Martina Phelps says the Seattle City Council's historic vote Monday to raise the minimum wage to $15 per hour could change her life.
Phelps, 22, earns $9.47 per hour working for a McDonald's restaurant near downtown. She wants to move out of her mother's South Seattle home, and she wants to go back to school. She says those things could happen now that the city will have the naion's highest minimum wage.
"It's hard right now," she told USA TODAY hours before the vote. "I have been trying to save up for school but I just can't do it. This would mean a lot."
The council unanimously approved the measure before a packed house.
The plan, which includes a lower training wage aimed at teenagers, will phase in the higher, local minimum over three to seven years, depending on the size of the business and benefits they provide employees.
City officials estimate that about a quarter of workers earn less than $15 an hour. Full-time work at that rate translates to about $31,000 a year.
A trade group representing corporate franchises said it would sue to overturn the plan, saying it puts Seattle owners at a disadvantage to other small businesses.
Washington already has the highest state minimum wage at $9.32 an hour, well above the federal minimum of $7.25.
Seattle's Chamber of Commerce initially balked at the wage plan. Craig Dawson, CEO of Retail Lockbox in Seattle, was among those suggesting early on that small and minority businesses would be put at risk by the increase in personnel costs.
Compromises were put forward, and a rancorous Council committee meeting last week resulted in some adjustments to the plan that appeared to pave the way for easy passage.
"A year ago, $15 was just a number on fast food strikers' picket signs," Working Washington, a coalition of labor and community groups, said in a statement issued Monday. "Today it's set to become reality for 100,000 Seattle workers."

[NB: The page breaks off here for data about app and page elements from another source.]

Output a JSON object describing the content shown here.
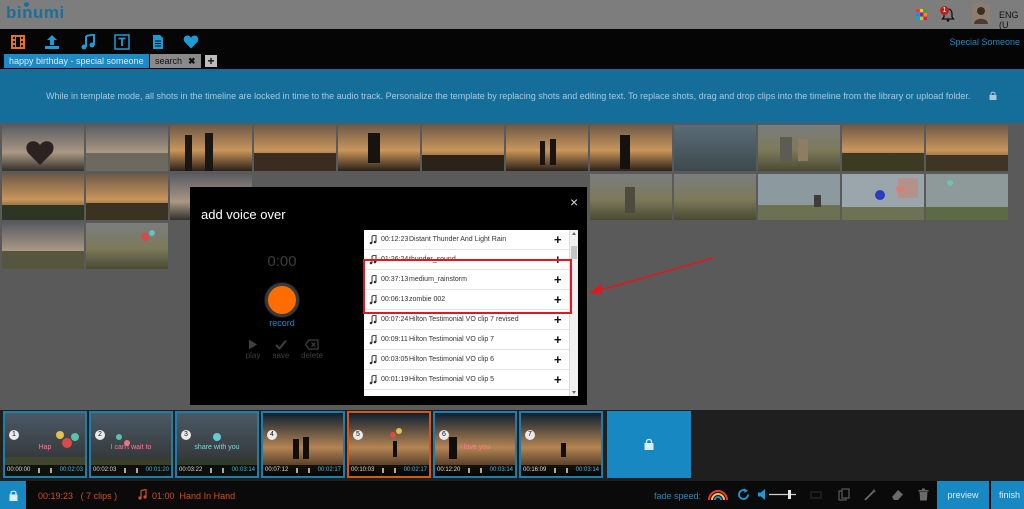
{
  "app": {
    "logo_text": "binumi",
    "language": "ENG (U",
    "notification_count": "1"
  },
  "toolbar": {
    "user_name": "Special Someone",
    "tabs": [
      {
        "label": "happy birthday - special someone"
      },
      {
        "label": "search",
        "close": "✖"
      }
    ],
    "add_tab": "+"
  },
  "banner": {
    "text": "While in template mode, all shots in the timeline are locked in time to the audio track. Personalize the template by replacing shots and editing text. To replace shots, drag and drop clips into the timeline from the library or upload folder."
  },
  "modal": {
    "title": "add voice over",
    "close": "×",
    "timer": "0:00",
    "record_label": "record",
    "controls": [
      {
        "label": "play"
      },
      {
        "label": "save"
      },
      {
        "label": "delete"
      }
    ],
    "tracks": [
      {
        "duration": "00:12:23",
        "name": "Distant Thunder And Light Rain"
      },
      {
        "duration": "01:26:24",
        "name": "thunder_sound"
      },
      {
        "duration": "00:37:13",
        "name": "medium_rainstorm"
      },
      {
        "duration": "00:06:13",
        "name": "zombie 002"
      },
      {
        "duration": "00:07:24",
        "name": "Hilton Testimonial VO clip 7 revised"
      },
      {
        "duration": "00:09:11",
        "name": "Hilton Testimonial VO clip 7"
      },
      {
        "duration": "00:03:05",
        "name": "Hilton Testimonial VO clip 6"
      },
      {
        "duration": "00:01:19",
        "name": "Hilton Testimonial VO clip 5"
      }
    ],
    "add_symbol": "+"
  },
  "storyboard": {
    "shots": [
      {
        "num": "1",
        "caption": "Hap",
        "start": "00:00:00",
        "length": "00:02:03"
      },
      {
        "num": "2",
        "caption": "I can't wait to",
        "start": "00:02:03",
        "length": "00:01:20"
      },
      {
        "num": "3",
        "caption": "share with you",
        "start": "00:03:22",
        "length": "00:03:14"
      },
      {
        "num": "4",
        "caption": "",
        "start": "00:07:12",
        "length": "00:02:17"
      },
      {
        "num": "5",
        "caption": "",
        "start": "00:10:03",
        "length": "00:02:17"
      },
      {
        "num": "6",
        "caption": "I love you",
        "start": "00:12:20",
        "length": "00:03:14"
      },
      {
        "num": "7",
        "caption": "",
        "start": "00:16:09",
        "length": "00:03:14"
      }
    ]
  },
  "bottombar": {
    "duration": "00:19:23",
    "clips": "( 7 clips )",
    "track_time": "01:00",
    "track_name": "Hand In Hand",
    "fade_label": "fade speed:",
    "preview": "preview",
    "finish": "finish"
  },
  "colors": {
    "accent": "#1788c2",
    "record": "#ff6d00",
    "warning": "#d64b20",
    "highlight": "#e0191f"
  },
  "icons": [
    "film-icon",
    "upload-icon",
    "music-icon",
    "text-icon",
    "document-icon",
    "heart-icon",
    "grid-icon",
    "bell-icon",
    "lock-icon",
    "note-icon",
    "plus-icon",
    "close-icon",
    "play-icon",
    "check-icon",
    "delete-icon",
    "refresh-icon",
    "volume-icon"
  ]
}
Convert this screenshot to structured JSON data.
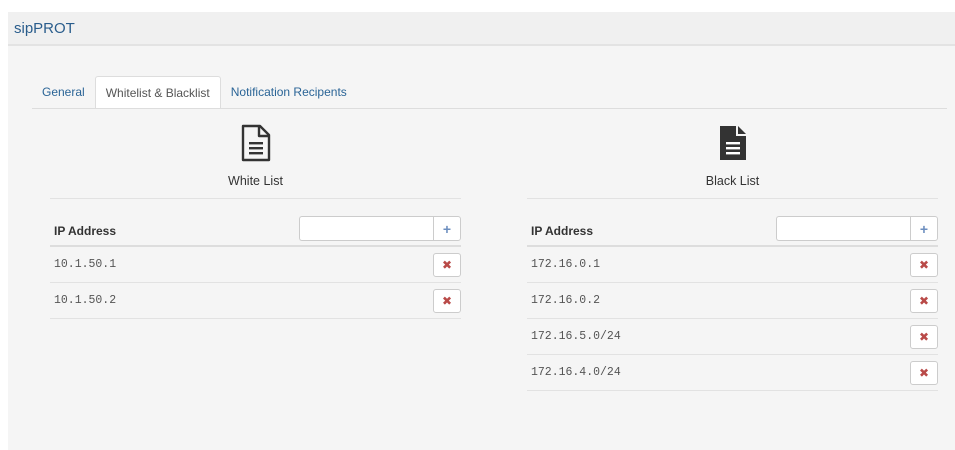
{
  "app": {
    "title": "sipPROT"
  },
  "tabs": [
    {
      "label": "General",
      "active": false
    },
    {
      "label": "Whitelist & Blacklist",
      "active": true
    },
    {
      "label": "Notification Recipents",
      "active": false
    }
  ],
  "whitelist": {
    "heading": "White List",
    "icon": "document-outline-icon",
    "column_header": "IP Address",
    "input_value": "",
    "add_label": "+",
    "delete_label": "✖",
    "entries": [
      "10.1.50.1",
      "10.1.50.2"
    ]
  },
  "blacklist": {
    "heading": "Black List",
    "icon": "document-filled-icon",
    "column_header": "IP Address",
    "input_value": "",
    "add_label": "+",
    "delete_label": "✖",
    "entries": [
      "172.16.0.1",
      "172.16.0.2",
      "172.16.5.0/24",
      "172.16.4.0/24"
    ]
  },
  "colors": {
    "link": "#2a6496",
    "delete": "#b94a48",
    "add": "#6c8ebf"
  }
}
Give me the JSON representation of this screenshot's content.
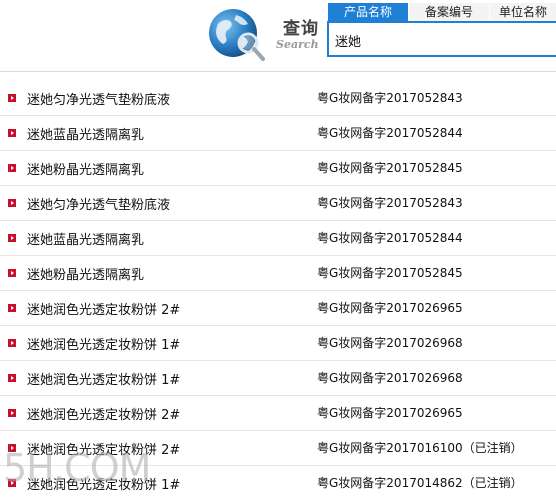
{
  "header": {
    "title": "查询",
    "subtitle": "Search",
    "tabs": [
      {
        "label": "产品名称",
        "active": true
      },
      {
        "label": "备案编号",
        "active": false
      },
      {
        "label": "单位名称",
        "active": false
      }
    ],
    "search_value": "迷她"
  },
  "colors": {
    "accent": "#1f7fd4",
    "bullet": "#c8102e"
  },
  "results": [
    {
      "name": "迷她匀净光透气垫粉底液",
      "code": "粤G妆网备字2017052843"
    },
    {
      "name": "迷她蓝晶光透隔离乳",
      "code": "粤G妆网备字2017052844"
    },
    {
      "name": "迷她粉晶光透隔离乳",
      "code": "粤G妆网备字2017052845"
    },
    {
      "name": "迷她匀净光透气垫粉底液",
      "code": "粤G妆网备字2017052843"
    },
    {
      "name": "迷她蓝晶光透隔离乳",
      "code": "粤G妆网备字2017052844"
    },
    {
      "name": "迷她粉晶光透隔离乳",
      "code": "粤G妆网备字2017052845"
    },
    {
      "name": "迷她润色光透定妆粉饼 2#",
      "code": "粤G妆网备字2017026965"
    },
    {
      "name": "迷她润色光透定妆粉饼 1#",
      "code": "粤G妆网备字2017026968"
    },
    {
      "name": "迷她润色光透定妆粉饼 1#",
      "code": "粤G妆网备字2017026968"
    },
    {
      "name": "迷她润色光透定妆粉饼 2#",
      "code": "粤G妆网备字2017026965"
    },
    {
      "name": "迷她润色光透定妆粉饼 2#",
      "code": "粤G妆网备字2017016100（已注销）"
    },
    {
      "name": "迷她润色光透定妆粉饼 1#",
      "code": "粤G妆网备字2017014862（已注销）"
    }
  ],
  "watermark": "5H.COM"
}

The ordinance was drafted by an advisory group of labor, business and non-profit professionals. In a contentious meeting last week, a City Council committee agreed to delay implementation of the ordinance to next April instead of Jan. 1. They rejected amendments that would have sped up phase-ins and would have excluded tips from total compensation. The committee also approved a sub-minimum wage for teenagers.
Businesses employing more than 500 workers would be required to pay $15 an hour by 2017, or 2018 if health care is offered. Smaller businesses would have five to seven years to phase in the increase. Part of employees' tips and benefits could be applied toward the higher minimum for as long as 11 years.
The plan was approved unanimously by the City Council members at the meeting, indicating that passage into law was likely.
"Seattle, and other cities, are taking direct action to close our nation's huge income gap because the federal and state governments have failed to do so," City Councilman Nick Licata said. "By significantly raising the minimum wage, Seattle's prosperity will be shared by more people and create a sustainable model for continued growth."
A group called 15 Now is collecting signatures for a ballot measure that would hasten the timeline to $15 for all workers. The measure would amend the city's charter to create an immediate wage hike for large businesses, a three-year phase-in for organizations with fewer than 250 full-time employees, and the elimination of the training wage. 15 Now needs more than 30,000 signatures to make it on the ballot.
Crystal Thompson, 33, told The Seattle Times she has been working at a local Domino's Pizza for five years and still makes minimum wage. She says her responsibilities have grown, and she sometimes is responsible for opening and closing the store.
"I think I deserve a raise," she told the Times.
Contributing: Michael Winter; Associated Press